Data:
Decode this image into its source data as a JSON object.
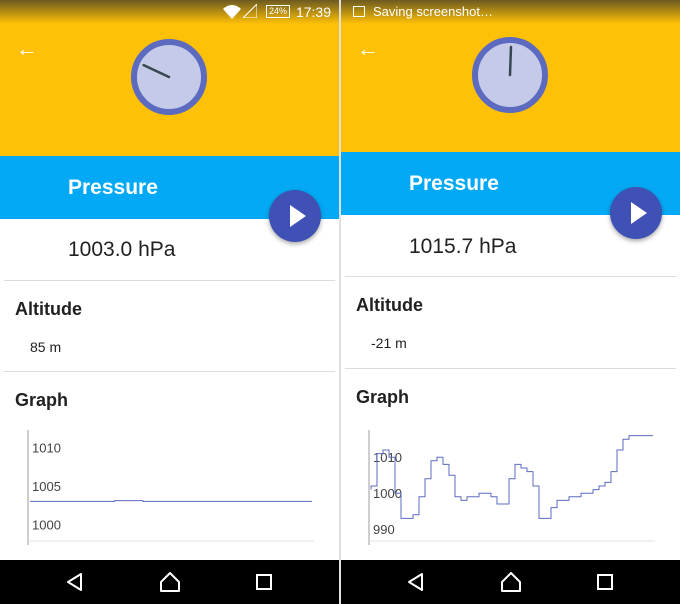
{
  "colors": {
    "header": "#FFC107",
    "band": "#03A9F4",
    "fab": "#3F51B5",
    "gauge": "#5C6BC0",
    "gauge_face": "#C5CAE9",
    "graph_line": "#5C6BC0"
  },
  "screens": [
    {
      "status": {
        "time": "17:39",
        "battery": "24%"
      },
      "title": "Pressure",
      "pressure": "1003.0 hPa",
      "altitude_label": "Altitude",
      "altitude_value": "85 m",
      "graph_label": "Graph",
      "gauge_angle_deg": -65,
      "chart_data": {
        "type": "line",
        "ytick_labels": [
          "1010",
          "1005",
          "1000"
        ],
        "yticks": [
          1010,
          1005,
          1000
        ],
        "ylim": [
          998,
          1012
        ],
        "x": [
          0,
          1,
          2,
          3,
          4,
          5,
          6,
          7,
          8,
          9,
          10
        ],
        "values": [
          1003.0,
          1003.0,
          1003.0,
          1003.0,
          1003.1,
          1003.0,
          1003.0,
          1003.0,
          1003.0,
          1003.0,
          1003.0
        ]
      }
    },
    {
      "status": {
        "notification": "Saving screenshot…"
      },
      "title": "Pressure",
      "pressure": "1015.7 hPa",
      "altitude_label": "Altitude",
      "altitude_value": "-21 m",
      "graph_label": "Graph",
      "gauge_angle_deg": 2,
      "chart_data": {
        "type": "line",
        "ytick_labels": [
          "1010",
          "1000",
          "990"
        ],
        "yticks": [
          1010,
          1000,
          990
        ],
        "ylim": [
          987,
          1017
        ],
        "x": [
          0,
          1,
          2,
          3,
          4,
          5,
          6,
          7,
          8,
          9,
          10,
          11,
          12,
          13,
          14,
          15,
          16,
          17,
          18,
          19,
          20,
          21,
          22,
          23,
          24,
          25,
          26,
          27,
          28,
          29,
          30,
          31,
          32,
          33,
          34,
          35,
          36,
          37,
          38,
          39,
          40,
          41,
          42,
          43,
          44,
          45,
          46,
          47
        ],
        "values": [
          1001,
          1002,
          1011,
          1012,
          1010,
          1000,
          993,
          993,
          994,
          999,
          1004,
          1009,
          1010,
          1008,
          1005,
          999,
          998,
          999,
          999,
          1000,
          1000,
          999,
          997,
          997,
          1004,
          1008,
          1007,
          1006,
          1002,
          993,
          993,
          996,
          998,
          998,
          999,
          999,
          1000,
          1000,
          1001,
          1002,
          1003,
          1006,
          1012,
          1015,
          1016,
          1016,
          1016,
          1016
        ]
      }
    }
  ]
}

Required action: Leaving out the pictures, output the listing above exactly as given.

Response to the task:
Decode this image into its source data as a JSON object.
{
  "colors": {
    "header": "#FFC107",
    "band": "#03A9F4",
    "fab": "#3F51B5",
    "gauge": "#5C6BC0",
    "gauge_face": "#C5CAE9",
    "graph_line": "#5C6BC0"
  },
  "screens": [
    {
      "status": {
        "time": "17:39",
        "battery": "24%"
      },
      "title": "Pressure",
      "pressure": "1003.0 hPa",
      "altitude_label": "Altitude",
      "altitude_value": "85 m",
      "graph_label": "Graph",
      "gauge_angle_deg": -65,
      "chart_data": {
        "type": "line",
        "ytick_labels": [
          "1010",
          "1005",
          "1000"
        ],
        "yticks": [
          1010,
          1005,
          1000
        ],
        "ylim": [
          998,
          1012
        ],
        "x": [
          0,
          1,
          2,
          3,
          4,
          5,
          6,
          7,
          8,
          9,
          10
        ],
        "values": [
          1003.0,
          1003.0,
          1003.0,
          1003.0,
          1003.1,
          1003.0,
          1003.0,
          1003.0,
          1003.0,
          1003.0,
          1003.0
        ]
      }
    },
    {
      "status": {
        "notification": "Saving screenshot…"
      },
      "title": "Pressure",
      "pressure": "1015.7 hPa",
      "altitude_label": "Altitude",
      "altitude_value": "-21 m",
      "graph_label": "Graph",
      "gauge_angle_deg": 2,
      "chart_data": {
        "type": "line",
        "ytick_labels": [
          "1010",
          "1000",
          "990"
        ],
        "yticks": [
          1010,
          1000,
          990
        ],
        "ylim": [
          987,
          1017
        ],
        "x": [
          0,
          1,
          2,
          3,
          4,
          5,
          6,
          7,
          8,
          9,
          10,
          11,
          12,
          13,
          14,
          15,
          16,
          17,
          18,
          19,
          20,
          21,
          22,
          23,
          24,
          25,
          26,
          27,
          28,
          29,
          30,
          31,
          32,
          33,
          34,
          35,
          36,
          37,
          38,
          39,
          40,
          41,
          42,
          43,
          44,
          45,
          46,
          47
        ],
        "values": [
          1001,
          1002,
          1011,
          1012,
          1010,
          1000,
          993,
          993,
          994,
          999,
          1004,
          1009,
          1010,
          1008,
          1005,
          999,
          998,
          999,
          999,
          1000,
          1000,
          999,
          997,
          997,
          1004,
          1008,
          1007,
          1006,
          1002,
          993,
          993,
          996,
          998,
          998,
          999,
          999,
          1000,
          1000,
          1001,
          1002,
          1003,
          1006,
          1012,
          1015,
          1016,
          1016,
          1016,
          1016
        ]
      }
    }
  ]
}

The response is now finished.